DATA FOR REVIEW ::
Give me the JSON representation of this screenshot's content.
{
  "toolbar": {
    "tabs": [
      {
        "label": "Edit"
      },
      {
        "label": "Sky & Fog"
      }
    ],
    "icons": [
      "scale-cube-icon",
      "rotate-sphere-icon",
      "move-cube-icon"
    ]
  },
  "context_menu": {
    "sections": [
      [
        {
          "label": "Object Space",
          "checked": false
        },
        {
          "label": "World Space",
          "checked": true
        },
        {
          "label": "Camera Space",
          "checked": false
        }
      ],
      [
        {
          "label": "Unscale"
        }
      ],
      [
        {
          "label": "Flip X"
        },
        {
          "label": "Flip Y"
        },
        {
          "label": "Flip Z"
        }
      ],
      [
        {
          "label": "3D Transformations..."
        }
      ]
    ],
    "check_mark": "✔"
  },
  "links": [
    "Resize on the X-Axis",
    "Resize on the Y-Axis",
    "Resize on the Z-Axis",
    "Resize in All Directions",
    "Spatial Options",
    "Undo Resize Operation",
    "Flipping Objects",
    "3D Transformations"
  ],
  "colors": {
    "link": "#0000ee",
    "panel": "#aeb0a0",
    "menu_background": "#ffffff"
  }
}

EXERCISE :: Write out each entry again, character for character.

TASK OUTPUT ::
Give me the JSON representation of this screenshot's content.
{
  "toolbar": {
    "tabs": [
      {
        "label": "Edit"
      },
      {
        "label": "Sky & Fog"
      }
    ],
    "icons": [
      "scale-cube-icon",
      "rotate-sphere-icon",
      "move-cube-icon"
    ]
  },
  "context_menu": {
    "sections": [
      [
        {
          "label": "Object Space",
          "checked": false
        },
        {
          "label": "World Space",
          "checked": true
        },
        {
          "label": "Camera Space",
          "checked": false
        }
      ],
      [
        {
          "label": "Unscale"
        }
      ],
      [
        {
          "label": "Flip X"
        },
        {
          "label": "Flip Y"
        },
        {
          "label": "Flip Z"
        }
      ],
      [
        {
          "label": "3D Transformations..."
        }
      ]
    ],
    "check_mark": "✔"
  },
  "links": [
    "Resize on the X-Axis",
    "Resize on the Y-Axis",
    "Resize on the Z-Axis",
    "Resize in All Directions",
    "Spatial Options",
    "Undo Resize Operation",
    "Flipping Objects",
    "3D Transformations"
  ],
  "colors": {
    "link": "#0000ee",
    "panel": "#aeb0a0",
    "menu_background": "#ffffff"
  }
}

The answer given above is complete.